I am amused by the fact that the coined term "webinar" continues to receive scorn and abuse by certain self-appointed watchdogs of business literature. I was just reading a blog comment from someone who saw an announcement of a company's webinar and they found it necessary to put the word in quote marks and add a parenthetical editorial statement ("ANOTHER new word!"). I have seen flaming hate mail written about this poor little portmanteau. It even made it onto one of those lists of "most annoying and meaningless business buzzwords" a few years ago.
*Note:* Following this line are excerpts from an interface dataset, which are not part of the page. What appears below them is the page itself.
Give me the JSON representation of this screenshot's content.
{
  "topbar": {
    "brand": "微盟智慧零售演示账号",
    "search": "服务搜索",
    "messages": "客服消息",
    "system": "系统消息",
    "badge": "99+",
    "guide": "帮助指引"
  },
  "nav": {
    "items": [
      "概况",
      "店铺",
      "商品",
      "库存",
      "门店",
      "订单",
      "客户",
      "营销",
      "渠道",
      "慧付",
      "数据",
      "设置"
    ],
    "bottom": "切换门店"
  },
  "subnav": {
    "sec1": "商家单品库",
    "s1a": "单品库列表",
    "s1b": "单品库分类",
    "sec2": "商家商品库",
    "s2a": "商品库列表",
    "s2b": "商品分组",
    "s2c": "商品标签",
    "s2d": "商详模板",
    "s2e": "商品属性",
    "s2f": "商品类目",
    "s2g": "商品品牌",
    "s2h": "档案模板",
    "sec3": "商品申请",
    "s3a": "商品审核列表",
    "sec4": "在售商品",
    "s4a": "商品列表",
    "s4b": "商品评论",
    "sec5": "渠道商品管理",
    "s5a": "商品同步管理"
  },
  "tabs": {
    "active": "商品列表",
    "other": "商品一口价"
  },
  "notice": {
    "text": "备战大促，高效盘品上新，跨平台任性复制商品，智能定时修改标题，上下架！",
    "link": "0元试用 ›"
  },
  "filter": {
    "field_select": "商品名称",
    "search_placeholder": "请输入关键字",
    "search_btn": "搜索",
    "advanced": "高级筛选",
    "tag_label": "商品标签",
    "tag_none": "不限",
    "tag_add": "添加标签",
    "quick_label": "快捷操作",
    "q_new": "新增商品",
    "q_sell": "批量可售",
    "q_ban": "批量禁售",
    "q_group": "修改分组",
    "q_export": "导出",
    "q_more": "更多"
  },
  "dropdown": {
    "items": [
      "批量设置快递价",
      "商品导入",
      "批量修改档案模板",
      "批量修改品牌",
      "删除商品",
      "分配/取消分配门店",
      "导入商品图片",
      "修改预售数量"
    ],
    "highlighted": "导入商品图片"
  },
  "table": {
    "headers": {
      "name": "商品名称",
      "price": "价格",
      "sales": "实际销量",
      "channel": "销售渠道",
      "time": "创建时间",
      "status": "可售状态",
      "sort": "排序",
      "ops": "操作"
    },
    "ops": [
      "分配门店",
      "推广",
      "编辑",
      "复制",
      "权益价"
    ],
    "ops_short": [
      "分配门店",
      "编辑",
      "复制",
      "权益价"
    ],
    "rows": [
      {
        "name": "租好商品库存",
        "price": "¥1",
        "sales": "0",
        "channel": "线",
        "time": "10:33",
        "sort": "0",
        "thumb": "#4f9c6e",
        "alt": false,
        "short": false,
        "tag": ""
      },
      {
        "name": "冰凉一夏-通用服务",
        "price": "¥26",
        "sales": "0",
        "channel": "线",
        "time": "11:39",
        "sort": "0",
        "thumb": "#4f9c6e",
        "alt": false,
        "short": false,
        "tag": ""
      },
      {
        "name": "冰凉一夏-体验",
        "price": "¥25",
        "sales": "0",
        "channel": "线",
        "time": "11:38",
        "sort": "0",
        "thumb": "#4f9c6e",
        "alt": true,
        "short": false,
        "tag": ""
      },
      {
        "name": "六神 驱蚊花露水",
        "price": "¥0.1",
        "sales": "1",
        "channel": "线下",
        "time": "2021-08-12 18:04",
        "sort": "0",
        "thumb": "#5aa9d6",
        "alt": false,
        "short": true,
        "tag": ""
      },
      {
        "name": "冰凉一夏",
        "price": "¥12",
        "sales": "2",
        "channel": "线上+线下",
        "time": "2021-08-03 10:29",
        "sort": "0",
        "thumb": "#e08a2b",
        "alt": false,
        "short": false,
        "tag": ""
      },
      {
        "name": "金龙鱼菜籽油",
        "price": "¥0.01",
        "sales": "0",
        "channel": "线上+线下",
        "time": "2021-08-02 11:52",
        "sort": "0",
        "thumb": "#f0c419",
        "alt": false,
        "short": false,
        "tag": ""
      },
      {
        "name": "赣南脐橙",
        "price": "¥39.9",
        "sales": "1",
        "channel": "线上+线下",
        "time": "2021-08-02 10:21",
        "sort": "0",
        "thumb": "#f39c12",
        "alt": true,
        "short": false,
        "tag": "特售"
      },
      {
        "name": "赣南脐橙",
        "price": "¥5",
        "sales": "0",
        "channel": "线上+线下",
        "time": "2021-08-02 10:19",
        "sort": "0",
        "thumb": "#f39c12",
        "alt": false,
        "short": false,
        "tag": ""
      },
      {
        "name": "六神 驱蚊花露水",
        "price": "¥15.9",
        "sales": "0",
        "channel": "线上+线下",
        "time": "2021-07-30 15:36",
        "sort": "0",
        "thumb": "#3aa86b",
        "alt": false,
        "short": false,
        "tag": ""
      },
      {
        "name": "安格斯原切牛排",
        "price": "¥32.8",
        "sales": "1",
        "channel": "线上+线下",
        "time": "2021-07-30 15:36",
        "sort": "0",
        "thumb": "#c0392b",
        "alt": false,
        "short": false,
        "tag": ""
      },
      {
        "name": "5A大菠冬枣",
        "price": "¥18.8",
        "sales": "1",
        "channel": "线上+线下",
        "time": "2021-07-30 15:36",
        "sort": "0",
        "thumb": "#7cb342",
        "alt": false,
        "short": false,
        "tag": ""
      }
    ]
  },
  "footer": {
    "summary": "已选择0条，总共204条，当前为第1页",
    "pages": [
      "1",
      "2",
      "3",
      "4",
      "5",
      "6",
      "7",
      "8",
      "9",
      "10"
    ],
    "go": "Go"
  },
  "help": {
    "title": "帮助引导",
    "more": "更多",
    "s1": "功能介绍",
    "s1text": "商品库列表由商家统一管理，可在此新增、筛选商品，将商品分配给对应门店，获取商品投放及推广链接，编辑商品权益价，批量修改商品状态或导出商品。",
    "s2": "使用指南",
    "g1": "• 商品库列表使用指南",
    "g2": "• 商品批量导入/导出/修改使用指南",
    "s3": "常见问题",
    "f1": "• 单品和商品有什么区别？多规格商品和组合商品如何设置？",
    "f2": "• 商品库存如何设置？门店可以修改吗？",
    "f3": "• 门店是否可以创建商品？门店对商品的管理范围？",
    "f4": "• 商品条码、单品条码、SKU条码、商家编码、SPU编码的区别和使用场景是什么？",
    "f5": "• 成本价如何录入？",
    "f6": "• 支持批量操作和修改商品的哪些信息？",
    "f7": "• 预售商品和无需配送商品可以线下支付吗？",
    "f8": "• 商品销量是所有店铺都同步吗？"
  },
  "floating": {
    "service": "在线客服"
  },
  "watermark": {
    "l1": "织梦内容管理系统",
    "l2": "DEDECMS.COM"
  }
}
Yet nobody seems to give the word "webcast" a second glance. It's constructed exactly the same way, but for some reason it sails through life with blanket approval from the linguistic police. Why is a word connoting a "web-based broadcast" more acceptable than one indicating a "web-based seminar"? I think it must be that extra syllable.
All words are made up at some point. "Doh" has now made it into the dictionary, courtesy of The Simpsons. The common conversational use of "muggles" sets my teeth on edge, but I'm not going to waste my time complaining when I see somebody using it in print.
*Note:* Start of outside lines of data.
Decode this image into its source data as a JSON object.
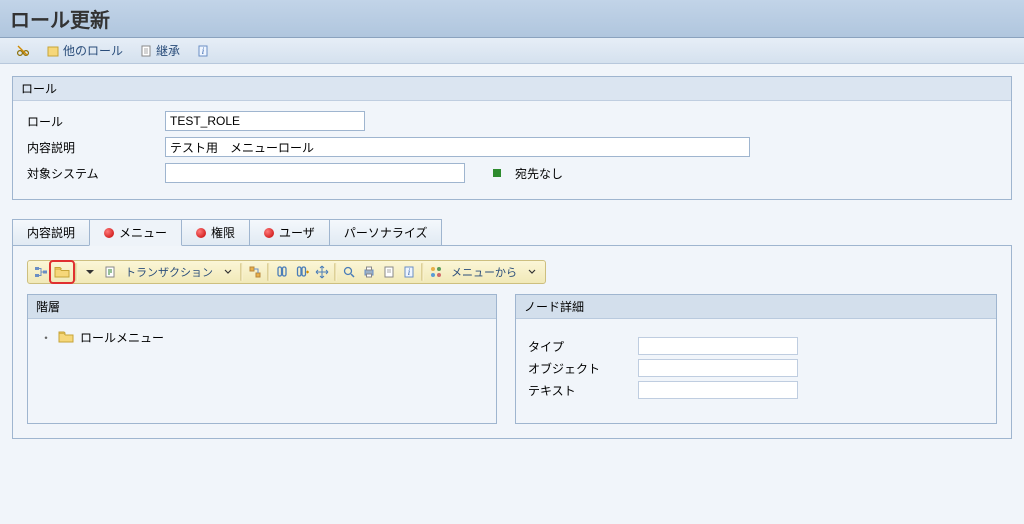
{
  "header": {
    "title": "ロール更新"
  },
  "toolbar": {
    "other_role_label": "他のロール",
    "inherit_label": "継承"
  },
  "role_group": {
    "title": "ロール",
    "role_label": "ロール",
    "role_value": "TEST_ROLE",
    "desc_label": "内容説明",
    "desc_value": "テスト用　メニューロール",
    "target_label": "対象システム",
    "target_value": "",
    "target_status": "宛先なし"
  },
  "tabs": {
    "active": 1,
    "items": [
      {
        "label": "内容説明",
        "dot": false
      },
      {
        "label": "メニュー",
        "dot": true
      },
      {
        "label": "権限",
        "dot": true
      },
      {
        "label": "ユーザ",
        "dot": true
      },
      {
        "label": "パーソナライズ",
        "dot": false
      }
    ]
  },
  "menu_toolbar": {
    "transaction_label": "トランザクション",
    "from_menu_label": "メニューから"
  },
  "hierarchy": {
    "title": "階層",
    "root_label": "ロールメニュー"
  },
  "node_detail": {
    "title": "ノード詳細",
    "type_label": "タイプ",
    "type_value": "",
    "object_label": "オブジェクト",
    "object_value": "",
    "text_label": "テキスト",
    "text_value": ""
  }
}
Give "webinar" a break. It's not hurting anybody. Down with trisyllabic prejudice!
UPDATE (September 9, 2007): Richard Creed in the Winston-Salem Journal (of my very own North Carolina) examines the question of "webinar" from an etymological standpoint, going back to the Greek, by way of Latin, roots. He finds the word to be "a mindless perversion of seminar, a word of legitimate parentage." I suppose the fact that I used the word in the name of my company now says something about me. At least I have legitimate parentage.